We popped out of the trees overlooking a very large and deep valley around Sandy Creek. Suddenly our very well groomed trail turned to sand. We were walking on a foot wide flat spot on the edge of a 1000 ft drop off. There were footprints and no other trail in sight. We both gripped onto the evergreen trees and Laurie avoided looking down.
This can’t be the PCT we remarked to one another. But where did we go wrong?
Rather than turning around and walking back up the sketchy sandy ridge, we kept going down. We pushed our way through bushes following a very narrow sandy path.

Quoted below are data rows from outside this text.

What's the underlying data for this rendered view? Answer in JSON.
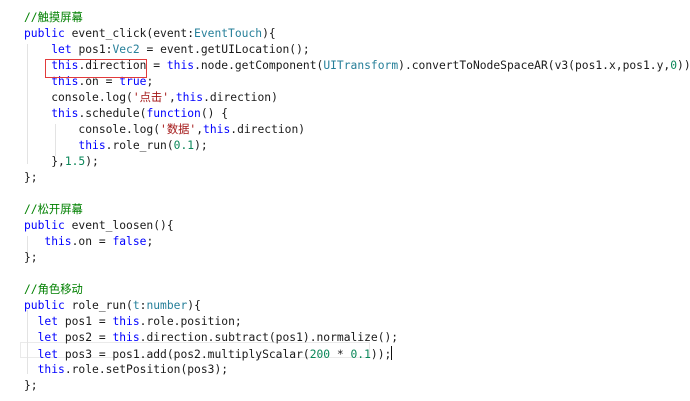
{
  "colors": {
    "keyword": "#0000ff",
    "comment": "#008000",
    "type": "#267f99",
    "string": "#a31515",
    "number": "#098658",
    "plain": "#1a1a1a",
    "highlight_box": "#e23b3b"
  },
  "code_lines": [
    [
      {
        "t": "//触摸屏幕",
        "c": "comment"
      }
    ],
    [
      {
        "t": "public ",
        "c": "keyword"
      },
      {
        "t": "event_click(event:",
        "c": "plain"
      },
      {
        "t": "EventTouch",
        "c": "type"
      },
      {
        "t": "){",
        "c": "plain"
      }
    ],
    [
      {
        "t": "    ",
        "c": "plain"
      },
      {
        "t": "let ",
        "c": "keyword"
      },
      {
        "t": "pos1:",
        "c": "plain"
      },
      {
        "t": "Vec2",
        "c": "type"
      },
      {
        "t": " = event.getUILocation();",
        "c": "plain"
      }
    ],
    [
      {
        "t": "    ",
        "c": "plain"
      },
      {
        "t": "this",
        "c": "keyword"
      },
      {
        "t": ".direction = ",
        "c": "plain"
      },
      {
        "t": "this",
        "c": "keyword"
      },
      {
        "t": ".node.getComponent(",
        "c": "plain"
      },
      {
        "t": "UITransform",
        "c": "type"
      },
      {
        "t": ").convertToNodeSpaceAR(v3(pos1.x,pos1.y,",
        "c": "plain"
      },
      {
        "t": "0",
        "c": "number"
      },
      {
        "t": "));",
        "c": "plain"
      }
    ],
    [
      {
        "t": "    ",
        "c": "plain"
      },
      {
        "t": "this",
        "c": "keyword"
      },
      {
        "t": ".on = ",
        "c": "plain"
      },
      {
        "t": "true",
        "c": "keyword"
      },
      {
        "t": ";",
        "c": "plain"
      }
    ],
    [
      {
        "t": "    console.log(",
        "c": "plain"
      },
      {
        "t": "'点击'",
        "c": "string"
      },
      {
        "t": ",",
        "c": "plain"
      },
      {
        "t": "this",
        "c": "keyword"
      },
      {
        "t": ".direction)",
        "c": "plain"
      }
    ],
    [
      {
        "t": "    ",
        "c": "plain"
      },
      {
        "t": "this",
        "c": "keyword"
      },
      {
        "t": ".schedule(",
        "c": "plain"
      },
      {
        "t": "function",
        "c": "keyword"
      },
      {
        "t": "() {",
        "c": "plain"
      }
    ],
    [
      {
        "t": "        console.log(",
        "c": "plain"
      },
      {
        "t": "'数据'",
        "c": "string"
      },
      {
        "t": ",",
        "c": "plain"
      },
      {
        "t": "this",
        "c": "keyword"
      },
      {
        "t": ".direction)",
        "c": "plain"
      }
    ],
    [
      {
        "t": "        ",
        "c": "plain"
      },
      {
        "t": "this",
        "c": "keyword"
      },
      {
        "t": ".role_run(",
        "c": "plain"
      },
      {
        "t": "0.1",
        "c": "number"
      },
      {
        "t": ");",
        "c": "plain"
      }
    ],
    [
      {
        "t": "    },",
        "c": "plain"
      },
      {
        "t": "1.5",
        "c": "number"
      },
      {
        "t": ");",
        "c": "plain"
      }
    ],
    [
      {
        "t": "};",
        "c": "plain"
      }
    ],
    [],
    [
      {
        "t": "//松开屏幕",
        "c": "comment"
      }
    ],
    [
      {
        "t": "public ",
        "c": "keyword"
      },
      {
        "t": "event_loosen(){",
        "c": "plain"
      }
    ],
    [
      {
        "t": "   ",
        "c": "plain"
      },
      {
        "t": "this",
        "c": "keyword"
      },
      {
        "t": ".on = ",
        "c": "plain"
      },
      {
        "t": "false",
        "c": "keyword"
      },
      {
        "t": ";",
        "c": "plain"
      }
    ],
    [
      {
        "t": "};",
        "c": "plain"
      }
    ],
    [],
    [
      {
        "t": "//角色移动",
        "c": "comment"
      }
    ],
    [
      {
        "t": "public ",
        "c": "keyword"
      },
      {
        "t": "role_run(",
        "c": "plain"
      },
      {
        "t": "t",
        "c": "type"
      },
      {
        "t": ":",
        "c": "plain"
      },
      {
        "t": "number",
        "c": "type"
      },
      {
        "t": "){",
        "c": "plain"
      }
    ],
    [
      {
        "t": "  ",
        "c": "plain"
      },
      {
        "t": "let ",
        "c": "keyword"
      },
      {
        "t": "pos1 = ",
        "c": "plain"
      },
      {
        "t": "this",
        "c": "keyword"
      },
      {
        "t": ".role.position;",
        "c": "plain"
      }
    ],
    [
      {
        "t": "  ",
        "c": "plain"
      },
      {
        "t": "let ",
        "c": "keyword"
      },
      {
        "t": "pos2 = ",
        "c": "plain"
      },
      {
        "t": "this",
        "c": "keyword"
      },
      {
        "t": ".direction.subtract(pos1).normalize();",
        "c": "plain"
      }
    ],
    [
      {
        "t": "  ",
        "c": "plain"
      },
      {
        "t": "let ",
        "c": "keyword"
      },
      {
        "t": "pos3 = pos1.add(pos2.multiplyScalar(",
        "c": "plain"
      },
      {
        "t": "200",
        "c": "number"
      },
      {
        "t": " * ",
        "c": "plain"
      },
      {
        "t": "0.1",
        "c": "number"
      },
      {
        "t": "));",
        "c": "plain"
      }
    ],
    [
      {
        "t": "  ",
        "c": "plain"
      },
      {
        "t": "this",
        "c": "keyword"
      },
      {
        "t": ".role.setPosition(pos3);",
        "c": "plain"
      }
    ],
    [
      {
        "t": "};",
        "c": "plain"
      }
    ]
  ]
}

We looked at our gps which confirmed we were off the PCT but only by 150 ft.
We bushwhacked our way back to the trail, stepping over logs and pushing back branches.
After 10 minutes Andy spotted the familiar 18 inches of dirt. Thank goodness! Our familiar friend- the PCT!
We happily continued down the trail, dropping another 2000 feet before reaching the Sandy Creek crossing. We managed to keep our feet dry by walking on a pile of logs.
Less than a mile later we turned right onto the Ramona Falls Alternate. The trail (which used to be the official PCT) led us slightly up and then down to the beautiful Ramona Falls. We arrived around 5:30pm and had the place to ourselves. Laurie bathed in the water and Andy washed his face and feet.
Water poured over the dark and mossy rocks. It smelled like wet earth and provided a nice coolness to the hot evening. Another worthwhile detour!
After leaving the falls we crossed the river on several bridges comprised of singular logs and one handrail.
Around 7 pm we joined back with the PCT and immediately saw tents. Golden Horse and Ben were on one side of the trail and Lois and Paul on the other. We had planned on hiking further but given the time and need to catch up on blogging we opted to stop.
We set up the tent, chatted with everyone and ate dinner. Surrounding us was a carpet of green. As the sun set we were cozy in our tent. The air was warm and we admired the tall trees through the mesh of our tent.
Tonight we are grateful for opportunities to talk with friends and family and the willingness to take risks and diverge off of the PCT.